Arthur J. Goldstein appeals from an order affirming the Appeals Referee's determination that he is liable for repayment of $3,000.00 in unemployment compensation benefits. For the following reasons, we reverse.
After losing his job, the claimant received unemployment compensation benefits. While he was receiving those benefits, he formed a corporation that purchased a business as an investment. The claimant drew no income from that investment.
The agency sought repayment of $3,000.00 in unemployment compensation benefits that the claimant had received after purchasing the business, on the ground that he was not “unemployed” once he began to manage his investment. An individual is “deemed ‘totally unemployed’ in any week during which he performs no services and with respect to which no earned income is payable to him.” § 443.036(32), Fla. Stat. (1995) (emphasis added). “Earned income” is defined as “gross remuneration derived from work, professional service, or self-employment but does not include income derived from invested capital or ownership of property.” § 443.036(14), Fla. Stat. (emphasis added). When these two sections are read together, it follows that, although the claimant may have received income from his invested capital, he did not receive “earned income” as defined by Chapter 443, and was therefore unemployed within the meaning of the statute for the period after which he purchased the business.
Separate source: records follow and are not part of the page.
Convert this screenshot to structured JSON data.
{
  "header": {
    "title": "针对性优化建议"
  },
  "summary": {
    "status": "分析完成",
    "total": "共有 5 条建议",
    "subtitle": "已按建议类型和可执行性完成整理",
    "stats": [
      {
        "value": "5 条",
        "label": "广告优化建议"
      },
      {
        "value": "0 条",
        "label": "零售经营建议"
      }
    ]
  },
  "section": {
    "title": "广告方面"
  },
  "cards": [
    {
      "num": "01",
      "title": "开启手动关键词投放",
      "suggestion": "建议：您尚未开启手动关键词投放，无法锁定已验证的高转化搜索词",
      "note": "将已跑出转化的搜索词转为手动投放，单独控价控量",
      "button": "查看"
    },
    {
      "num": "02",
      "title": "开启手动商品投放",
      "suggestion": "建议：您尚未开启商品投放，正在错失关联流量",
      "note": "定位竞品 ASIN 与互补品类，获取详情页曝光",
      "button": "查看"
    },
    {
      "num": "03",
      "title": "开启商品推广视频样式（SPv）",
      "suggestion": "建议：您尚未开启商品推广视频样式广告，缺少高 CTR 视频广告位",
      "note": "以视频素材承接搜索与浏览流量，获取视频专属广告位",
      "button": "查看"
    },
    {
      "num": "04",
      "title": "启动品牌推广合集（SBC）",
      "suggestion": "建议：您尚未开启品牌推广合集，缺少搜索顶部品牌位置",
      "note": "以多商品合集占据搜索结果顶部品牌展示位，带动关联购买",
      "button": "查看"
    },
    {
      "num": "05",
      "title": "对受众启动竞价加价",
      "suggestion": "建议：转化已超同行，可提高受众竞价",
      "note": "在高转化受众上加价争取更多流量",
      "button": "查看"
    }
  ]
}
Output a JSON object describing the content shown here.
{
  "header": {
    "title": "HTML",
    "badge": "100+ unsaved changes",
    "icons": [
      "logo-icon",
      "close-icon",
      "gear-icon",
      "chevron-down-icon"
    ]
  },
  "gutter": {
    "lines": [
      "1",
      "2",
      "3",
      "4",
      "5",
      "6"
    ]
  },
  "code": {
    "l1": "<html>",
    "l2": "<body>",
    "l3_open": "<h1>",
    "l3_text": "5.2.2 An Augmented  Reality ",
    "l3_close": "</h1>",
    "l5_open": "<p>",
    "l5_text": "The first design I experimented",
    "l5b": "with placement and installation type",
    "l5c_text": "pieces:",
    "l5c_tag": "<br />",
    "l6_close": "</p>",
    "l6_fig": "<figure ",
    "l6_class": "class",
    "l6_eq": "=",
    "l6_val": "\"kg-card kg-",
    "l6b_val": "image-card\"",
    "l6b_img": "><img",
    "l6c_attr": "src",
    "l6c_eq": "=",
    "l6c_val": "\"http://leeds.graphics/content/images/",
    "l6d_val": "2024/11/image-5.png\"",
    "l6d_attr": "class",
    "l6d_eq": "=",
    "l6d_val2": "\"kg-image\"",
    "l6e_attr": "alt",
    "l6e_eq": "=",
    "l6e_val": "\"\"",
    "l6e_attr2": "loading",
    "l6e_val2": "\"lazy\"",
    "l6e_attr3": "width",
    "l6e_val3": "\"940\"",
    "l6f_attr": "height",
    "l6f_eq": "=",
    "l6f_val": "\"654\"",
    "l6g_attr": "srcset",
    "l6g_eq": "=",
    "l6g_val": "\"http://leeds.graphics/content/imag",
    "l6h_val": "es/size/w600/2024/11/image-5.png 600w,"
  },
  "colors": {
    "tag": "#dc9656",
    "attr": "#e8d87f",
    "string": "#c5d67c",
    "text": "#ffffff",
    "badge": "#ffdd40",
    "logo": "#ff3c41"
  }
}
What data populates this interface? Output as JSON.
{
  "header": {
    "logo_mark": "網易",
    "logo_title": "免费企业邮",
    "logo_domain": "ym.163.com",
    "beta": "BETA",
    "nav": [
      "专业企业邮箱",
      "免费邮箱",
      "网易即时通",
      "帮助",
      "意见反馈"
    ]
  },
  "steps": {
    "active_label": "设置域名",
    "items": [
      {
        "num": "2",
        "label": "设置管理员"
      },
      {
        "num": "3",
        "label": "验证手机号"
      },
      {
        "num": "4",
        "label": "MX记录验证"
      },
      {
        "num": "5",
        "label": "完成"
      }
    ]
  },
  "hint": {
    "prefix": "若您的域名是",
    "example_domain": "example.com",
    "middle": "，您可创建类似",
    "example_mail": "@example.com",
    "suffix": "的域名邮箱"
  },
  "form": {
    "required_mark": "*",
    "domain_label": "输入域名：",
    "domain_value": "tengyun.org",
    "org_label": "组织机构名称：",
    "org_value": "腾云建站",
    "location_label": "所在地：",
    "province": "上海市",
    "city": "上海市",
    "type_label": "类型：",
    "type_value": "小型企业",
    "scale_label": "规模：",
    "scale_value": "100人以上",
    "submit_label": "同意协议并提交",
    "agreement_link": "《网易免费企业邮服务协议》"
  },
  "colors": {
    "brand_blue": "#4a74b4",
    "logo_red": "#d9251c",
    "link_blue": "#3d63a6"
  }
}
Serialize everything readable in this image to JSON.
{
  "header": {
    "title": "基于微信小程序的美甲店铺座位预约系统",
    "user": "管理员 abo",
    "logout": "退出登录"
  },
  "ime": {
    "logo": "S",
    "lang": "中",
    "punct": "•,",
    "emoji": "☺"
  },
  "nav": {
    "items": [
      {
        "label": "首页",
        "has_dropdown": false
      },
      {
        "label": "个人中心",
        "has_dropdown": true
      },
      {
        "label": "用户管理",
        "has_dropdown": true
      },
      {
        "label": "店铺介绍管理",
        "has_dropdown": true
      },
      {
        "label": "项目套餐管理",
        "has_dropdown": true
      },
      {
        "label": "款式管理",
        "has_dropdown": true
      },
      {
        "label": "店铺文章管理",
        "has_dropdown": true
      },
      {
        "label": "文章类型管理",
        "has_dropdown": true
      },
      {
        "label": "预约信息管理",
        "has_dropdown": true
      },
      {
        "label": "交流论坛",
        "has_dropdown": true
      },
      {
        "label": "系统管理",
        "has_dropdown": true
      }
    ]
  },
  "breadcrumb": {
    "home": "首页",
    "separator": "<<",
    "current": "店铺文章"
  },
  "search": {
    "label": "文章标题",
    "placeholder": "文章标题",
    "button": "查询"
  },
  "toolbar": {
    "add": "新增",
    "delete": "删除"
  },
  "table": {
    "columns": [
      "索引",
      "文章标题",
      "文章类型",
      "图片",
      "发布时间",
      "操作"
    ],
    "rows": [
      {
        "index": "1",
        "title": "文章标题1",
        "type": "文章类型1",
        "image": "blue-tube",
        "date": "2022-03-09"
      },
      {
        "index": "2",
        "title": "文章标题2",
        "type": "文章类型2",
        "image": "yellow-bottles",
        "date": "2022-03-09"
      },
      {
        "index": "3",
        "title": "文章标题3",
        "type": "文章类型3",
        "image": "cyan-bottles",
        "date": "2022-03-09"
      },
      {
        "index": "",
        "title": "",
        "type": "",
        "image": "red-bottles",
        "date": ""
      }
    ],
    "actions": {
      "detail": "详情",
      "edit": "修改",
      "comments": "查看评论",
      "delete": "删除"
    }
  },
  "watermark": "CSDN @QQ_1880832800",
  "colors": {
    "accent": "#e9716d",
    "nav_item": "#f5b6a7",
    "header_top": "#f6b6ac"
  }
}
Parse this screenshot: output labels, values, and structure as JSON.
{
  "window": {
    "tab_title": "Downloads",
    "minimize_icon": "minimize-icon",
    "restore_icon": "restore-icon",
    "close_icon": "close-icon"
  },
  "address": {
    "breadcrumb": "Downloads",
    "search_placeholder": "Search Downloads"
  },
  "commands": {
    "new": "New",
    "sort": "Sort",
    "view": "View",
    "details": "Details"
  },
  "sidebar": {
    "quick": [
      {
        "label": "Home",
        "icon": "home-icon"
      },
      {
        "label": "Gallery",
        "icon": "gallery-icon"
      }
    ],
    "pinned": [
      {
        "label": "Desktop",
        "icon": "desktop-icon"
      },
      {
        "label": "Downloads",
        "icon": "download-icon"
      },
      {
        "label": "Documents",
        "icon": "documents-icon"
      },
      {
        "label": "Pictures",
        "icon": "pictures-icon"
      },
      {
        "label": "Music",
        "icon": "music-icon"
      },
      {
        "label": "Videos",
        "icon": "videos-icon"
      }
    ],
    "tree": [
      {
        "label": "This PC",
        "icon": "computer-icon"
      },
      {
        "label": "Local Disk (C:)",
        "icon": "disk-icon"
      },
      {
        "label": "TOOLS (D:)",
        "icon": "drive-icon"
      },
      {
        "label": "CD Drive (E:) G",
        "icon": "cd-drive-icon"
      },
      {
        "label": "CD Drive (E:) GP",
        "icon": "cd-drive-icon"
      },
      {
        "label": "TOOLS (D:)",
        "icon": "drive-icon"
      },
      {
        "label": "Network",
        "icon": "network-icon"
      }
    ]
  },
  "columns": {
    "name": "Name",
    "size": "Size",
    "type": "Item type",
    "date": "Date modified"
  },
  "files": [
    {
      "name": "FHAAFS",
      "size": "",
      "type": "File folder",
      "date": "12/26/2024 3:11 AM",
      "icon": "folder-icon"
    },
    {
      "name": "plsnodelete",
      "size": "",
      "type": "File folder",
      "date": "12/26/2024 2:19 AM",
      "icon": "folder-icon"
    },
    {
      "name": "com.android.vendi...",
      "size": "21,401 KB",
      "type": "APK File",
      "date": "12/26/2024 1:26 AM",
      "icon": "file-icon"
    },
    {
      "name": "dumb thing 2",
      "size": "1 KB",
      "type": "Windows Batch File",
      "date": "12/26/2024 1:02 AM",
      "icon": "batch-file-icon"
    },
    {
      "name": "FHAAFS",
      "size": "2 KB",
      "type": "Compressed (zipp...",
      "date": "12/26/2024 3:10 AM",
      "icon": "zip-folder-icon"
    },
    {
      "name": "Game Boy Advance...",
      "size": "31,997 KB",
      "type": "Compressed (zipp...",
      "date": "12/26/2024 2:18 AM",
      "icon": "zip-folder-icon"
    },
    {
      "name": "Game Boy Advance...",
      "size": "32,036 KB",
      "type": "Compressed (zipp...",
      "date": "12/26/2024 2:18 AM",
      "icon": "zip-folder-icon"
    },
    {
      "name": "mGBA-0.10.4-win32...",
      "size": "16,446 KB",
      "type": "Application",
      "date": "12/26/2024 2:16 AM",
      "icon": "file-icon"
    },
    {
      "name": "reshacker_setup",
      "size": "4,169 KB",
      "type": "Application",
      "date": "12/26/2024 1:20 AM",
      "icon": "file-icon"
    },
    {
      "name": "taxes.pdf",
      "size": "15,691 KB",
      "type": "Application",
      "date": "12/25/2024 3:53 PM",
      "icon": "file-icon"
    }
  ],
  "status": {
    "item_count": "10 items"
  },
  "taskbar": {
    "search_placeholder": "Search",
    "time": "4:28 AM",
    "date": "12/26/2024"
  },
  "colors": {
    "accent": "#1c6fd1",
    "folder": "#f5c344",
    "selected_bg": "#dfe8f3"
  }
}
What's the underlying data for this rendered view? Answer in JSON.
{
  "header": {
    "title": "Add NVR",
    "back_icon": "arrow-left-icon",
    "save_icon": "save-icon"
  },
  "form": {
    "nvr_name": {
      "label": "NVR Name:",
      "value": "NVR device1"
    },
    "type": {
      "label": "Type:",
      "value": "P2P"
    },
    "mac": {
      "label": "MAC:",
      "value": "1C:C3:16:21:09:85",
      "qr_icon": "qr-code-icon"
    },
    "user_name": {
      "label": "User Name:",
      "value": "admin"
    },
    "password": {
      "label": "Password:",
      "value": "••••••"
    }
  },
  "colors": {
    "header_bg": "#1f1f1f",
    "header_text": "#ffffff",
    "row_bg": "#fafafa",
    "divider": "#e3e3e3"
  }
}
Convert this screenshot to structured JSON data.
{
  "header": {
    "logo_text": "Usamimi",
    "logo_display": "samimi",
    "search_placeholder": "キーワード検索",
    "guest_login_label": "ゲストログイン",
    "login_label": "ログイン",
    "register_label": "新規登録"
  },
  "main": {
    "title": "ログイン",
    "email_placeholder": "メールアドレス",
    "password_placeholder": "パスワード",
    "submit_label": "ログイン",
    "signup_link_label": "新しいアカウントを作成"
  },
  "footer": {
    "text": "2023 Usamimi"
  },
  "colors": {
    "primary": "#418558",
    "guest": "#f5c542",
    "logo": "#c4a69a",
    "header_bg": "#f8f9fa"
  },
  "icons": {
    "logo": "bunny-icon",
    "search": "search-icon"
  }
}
Cf. Hartenstein v. Department of Labor & Employment Security, 391 So.2d 386, 388 (Fla. 2d DCA 1980) (self-employed claimant was not employed where “there were no factors suggesting that the self-directed activity became the individual's primary source of livelihood.”). Accordingly, the claimant was not liable to the agency for repayment of unemployment compensation benefits paid to him.